James Novak, MD, a San Diego family physician who for years administered questionable insulin infusion therapy to people with diabetes, is now forbidden from solo practice, writing immunization waivers and giving patients those infusions.
That is the decision of the California Medical Board, as of February 24, which found that Novak had long engaged in practices that gave rise to five causes of discipline: gross negligence, repeated negligent acts, incompetence, lack of proper and accurate medical record keeping and lack of professionalism. conduct.
The board placed Novak on seven years probation, pending successful completion of clinical competency tests of his physical and mental health, and successful completion of numerous other clinical knowledge and performance tests.
The board’s decision was based in part on Novak’s failure to take his diabetes patients’ medical histories or consult their doctors before administering the infusions. The licensing agency said it did not perform routine examinations for diabetes-related eye or foot problems or other diabetes-related complications, nor did it refer patients for appropriate laboratory tests. He also did not supervise his family nurse or review his progress notes on infusion patients.
The board began investigating Novak after a series of stories in MedPageToday/inewsource in 2018 about the infusion protocol, which CMS determined in 2009 lacked evidence of benefit and refused to pay. Novak appeared on the series after she administered the infusions to a woman who claimed that the treatment endangered her health and left her in a near-comatose state.
Using a strategy developed by a now-disabled Sacramento attorney, G. Ford Gilbert, Trina Health’s insulin infusion clinics used a coding solution to file claims for the procedure, which paid between $400 and $800 per session each week. , until various insurance companies and Medicare found out on it and stopped paying. Novak told a reporter from Med Page today in 2017 he purchased Gilbert’s pumps and protocols and was infusing about 25 patients per week.
gilbert what sentenced to prison after he was found guilty of attempting to bribe an Alabama state official into passing legislation that would require a health insurance company to pay for Trina’s procedure after the company had stopped honoring the claims.
One aspect of Trina’s story focused on how the launch of a Trina clinic impacted the small rural town of Dillon, Montana, and was featured in a segment on PBS News Hour.
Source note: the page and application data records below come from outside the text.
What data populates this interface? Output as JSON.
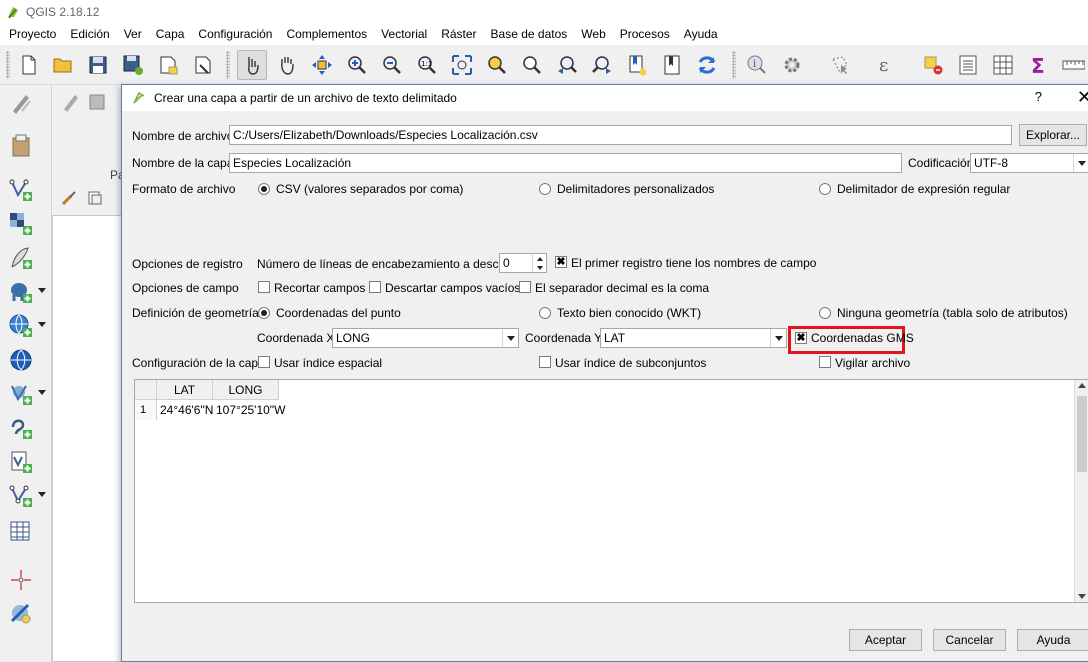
{
  "app": {
    "title": "QGIS 2.18.12"
  },
  "menu": [
    "Proyecto",
    "Edición",
    "Ver",
    "Capa",
    "Configuración",
    "Complementos",
    "Vectorial",
    "Ráster",
    "Base de datos",
    "Web",
    "Procesos",
    "Ayuda"
  ],
  "layer_panel": {
    "partial_label": "Pa"
  },
  "dialog": {
    "title": "Crear una capa a partir de un archivo de texto delimitado",
    "help": "?",
    "close": "✕",
    "file_name": {
      "label": "Nombre de archivo",
      "value": "C:/Users/Elizabeth/Downloads/Especies Localización.csv",
      "browse_label": "Explorar..."
    },
    "layer_name": {
      "label": "Nombre de la capa",
      "value": "Especies Localización"
    },
    "encoding": {
      "label": "Codificación",
      "value": "UTF-8"
    },
    "file_format": {
      "label": "Formato de archivo",
      "options": [
        "CSV (valores separados por coma)",
        "Delimitadores personalizados",
        "Delimitador de expresión regular"
      ],
      "selected": 0
    },
    "record_options": {
      "label": "Opciones de registro",
      "skip_lines_label": "Número de líneas de encabezamiento a descartar",
      "skip_lines_value": "0",
      "first_record_label": "El primer registro tiene los nombres de campo",
      "first_record_checked": true
    },
    "field_options": {
      "label": "Opciones de campo",
      "trim_label": "Recortar campos",
      "discard_empty_label": "Descartar campos vacíos",
      "decimal_comma_label": "El separador decimal es la coma"
    },
    "geometry": {
      "label": "Definición de geometría",
      "options": [
        "Coordenadas del punto",
        "Texto bien conocido (WKT)",
        "Ninguna geometría (tabla solo de atributos)"
      ],
      "selected": 0,
      "x_label": "Coordenada X",
      "x_value": "LONG",
      "y_label": "Coordenada Y",
      "y_value": "LAT",
      "dms_label": "Coordenadas GMS",
      "dms_checked": true
    },
    "layer_settings": {
      "label": "Configuración de la capa",
      "spatial_index_label": "Usar índice espacial",
      "subset_index_label": "Usar índice de subconjuntos",
      "watch_file_label": "Vigilar archivo"
    },
    "preview": {
      "columns": [
        "LAT",
        "LONG"
      ],
      "rows": [
        {
          "num": "1",
          "cells": [
            "24°46'6\"N",
            "107°25'10\"W"
          ]
        }
      ]
    },
    "buttons": {
      "ok": "Aceptar",
      "cancel": "Cancelar",
      "help": "Ayuda"
    }
  },
  "colors": {
    "highlight": "#e0141e",
    "dialog_border": "#5a7fb0"
  }
}
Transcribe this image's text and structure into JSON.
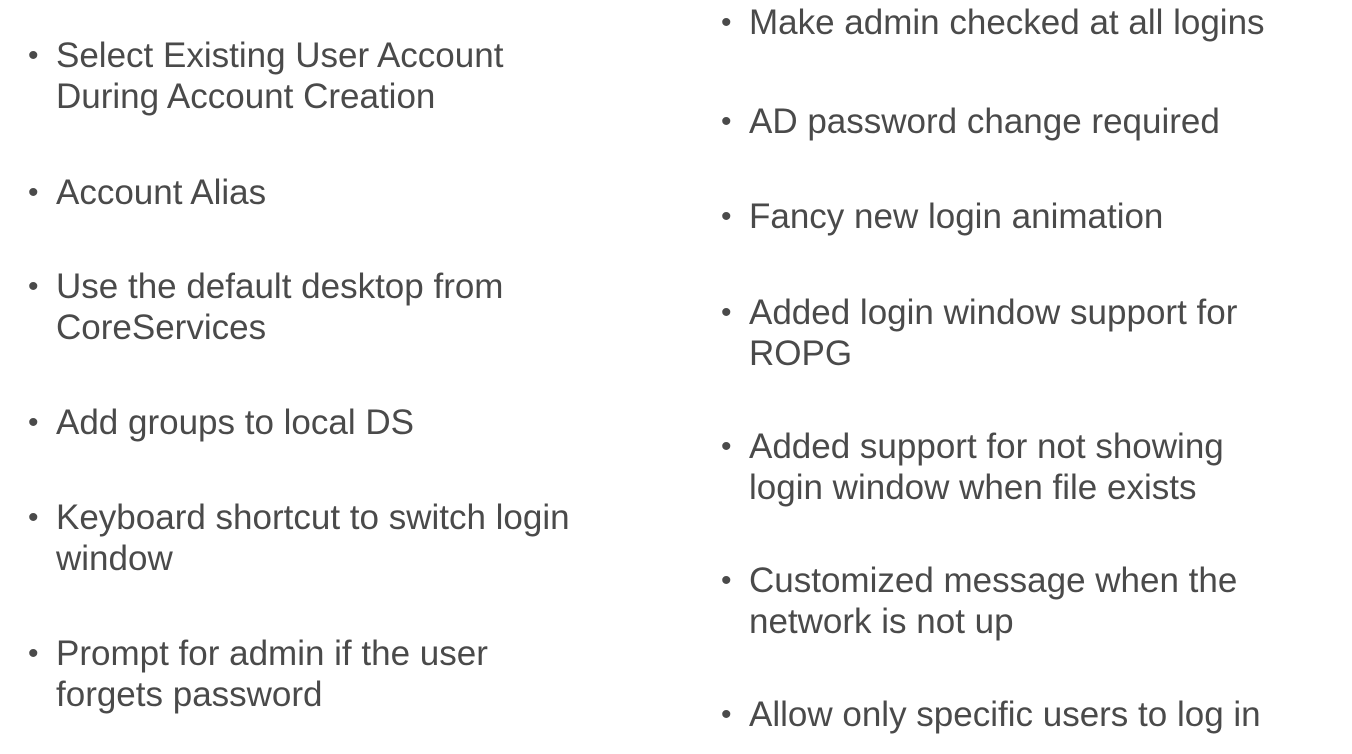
{
  "bullet_glyph": "•",
  "left_items": [
    "Select Existing User Account\nDuring Account Creation",
    "Account Alias",
    "Use the default desktop from\nCoreServices",
    "Add groups to local DS",
    "Keyboard shortcut to switch login\nwindow",
    "Prompt for admin if the user\nforgets password"
  ],
  "right_items": [
    "Make admin checked at all logins",
    "AD password change required",
    "Fancy new login animation",
    "Added login window support for\nROPG",
    "Added support for not showing\nlogin window when file exists",
    "Customized message when the\nnetwork is not up",
    "Allow only specific users to log in"
  ]
}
Doctors in that city lamented that many diabetes patients ignored medical advice in favor of Trina’s infusions. Doctors believed that these infusions were harmful and “heartbreaking.”
Novak’s involvement in the questionable infusion protocol at his San Diego Trina clinic and his handling of those patients was just one of the problems the agency found in his practice. The medical board has launched four indictments against her as of 2021.
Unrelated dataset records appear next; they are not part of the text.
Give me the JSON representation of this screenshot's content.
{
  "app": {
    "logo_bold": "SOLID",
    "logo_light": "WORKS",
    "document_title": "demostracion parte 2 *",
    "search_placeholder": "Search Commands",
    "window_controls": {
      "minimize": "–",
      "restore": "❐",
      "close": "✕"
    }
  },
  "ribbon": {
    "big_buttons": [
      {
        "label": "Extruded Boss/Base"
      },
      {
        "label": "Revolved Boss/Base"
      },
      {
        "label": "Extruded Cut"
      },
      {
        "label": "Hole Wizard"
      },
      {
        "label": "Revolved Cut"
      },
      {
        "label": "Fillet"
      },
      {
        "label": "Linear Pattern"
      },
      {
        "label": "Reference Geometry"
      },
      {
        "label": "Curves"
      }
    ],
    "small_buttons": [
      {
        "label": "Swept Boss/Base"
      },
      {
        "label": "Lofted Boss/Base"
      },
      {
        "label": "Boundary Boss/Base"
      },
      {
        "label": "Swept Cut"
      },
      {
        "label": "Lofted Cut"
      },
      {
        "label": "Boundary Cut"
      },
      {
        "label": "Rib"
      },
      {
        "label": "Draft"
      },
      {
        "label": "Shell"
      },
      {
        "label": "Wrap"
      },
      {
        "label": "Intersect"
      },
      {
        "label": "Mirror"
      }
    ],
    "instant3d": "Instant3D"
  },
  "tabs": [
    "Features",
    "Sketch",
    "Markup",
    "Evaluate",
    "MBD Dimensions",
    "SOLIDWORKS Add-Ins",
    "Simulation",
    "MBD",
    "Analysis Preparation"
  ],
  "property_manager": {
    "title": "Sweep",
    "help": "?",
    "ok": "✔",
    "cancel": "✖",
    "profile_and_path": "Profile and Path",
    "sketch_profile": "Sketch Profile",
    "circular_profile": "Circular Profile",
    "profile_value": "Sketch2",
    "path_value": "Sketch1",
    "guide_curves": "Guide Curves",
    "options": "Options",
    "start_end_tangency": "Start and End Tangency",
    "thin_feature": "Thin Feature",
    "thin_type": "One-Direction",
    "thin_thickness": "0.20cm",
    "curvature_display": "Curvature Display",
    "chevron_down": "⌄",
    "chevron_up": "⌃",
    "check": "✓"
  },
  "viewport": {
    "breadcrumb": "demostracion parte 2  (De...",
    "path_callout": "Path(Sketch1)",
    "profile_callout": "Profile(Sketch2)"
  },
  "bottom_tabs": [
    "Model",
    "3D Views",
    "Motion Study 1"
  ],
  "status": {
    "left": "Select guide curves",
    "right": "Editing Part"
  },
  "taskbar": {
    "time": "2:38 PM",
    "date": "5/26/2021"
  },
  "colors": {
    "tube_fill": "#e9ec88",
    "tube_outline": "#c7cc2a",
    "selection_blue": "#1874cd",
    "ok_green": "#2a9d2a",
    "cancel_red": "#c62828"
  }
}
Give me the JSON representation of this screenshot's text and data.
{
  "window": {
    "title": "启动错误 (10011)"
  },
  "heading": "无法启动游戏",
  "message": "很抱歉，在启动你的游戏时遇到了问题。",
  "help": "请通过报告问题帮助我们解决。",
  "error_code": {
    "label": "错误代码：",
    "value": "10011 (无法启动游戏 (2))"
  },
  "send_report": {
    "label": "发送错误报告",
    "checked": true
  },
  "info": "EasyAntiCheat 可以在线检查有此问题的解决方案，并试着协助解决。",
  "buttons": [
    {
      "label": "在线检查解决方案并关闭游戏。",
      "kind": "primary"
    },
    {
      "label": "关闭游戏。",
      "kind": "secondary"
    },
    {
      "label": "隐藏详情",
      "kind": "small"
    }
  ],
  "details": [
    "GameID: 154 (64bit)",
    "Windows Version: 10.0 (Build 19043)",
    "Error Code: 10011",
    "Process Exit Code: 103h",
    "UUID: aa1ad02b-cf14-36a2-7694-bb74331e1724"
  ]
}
His other deviations from the standard of care included his repeated concomitant prescription of potentially dangerous drugs, including Suboxone, Soma, Ambien and Adderall, combinations that “posed serious risks” to the patient’s health. The board also accused him of failing to document the amounts of those drugs and failing to keep drug lists in his patient’s progress notes.
In his treatment of another patient, Novak prescribed drug combinations that could pose serious risks: naltrexone and oxycodone; naltrexone and Suboxone; opioids and benzodiazepines; and hydroxyzine, selegiline, baclofen, and methocarbamol. State documents say Novak failed to adequately test and control for the patient’s “polypharmacy.”
He was also found to have written immunization exemptions for a 4-year-old child without obtaining copies of his medical records from outside providers or copies of laboratory tests, relying only on information from the child’s parents who wanted the exemption, and having seen the child clinically only once.
In its decision, the state licensing agency ordered Novak to undergo up to 40 hours a year of educational courses to correct knowledge deficiencies during each of his seven years of probation. She must also enroll in courses related to prescribing practices, medical record keeping, and ethics, and must complete those courses to the satisfaction of the board.
Novak’s practice, which must now be in partnership with another physician, must also be subject to observation by a licensed, board-approved medical monitor. Alternatively, she can undergo a “career enhancement program” that involves a quarterly record review and a semester practicum and other performance evaluations.
In its ban on Novak’s ability to continue his practice alone, the board said Novak may not treat patients in an office with other doctors if he simply shares space but has no affiliation with those doctors for the purpose of providing care.
He must reimburse the board for $35,173 in investigative costs and also pay the costs of following up on his probation.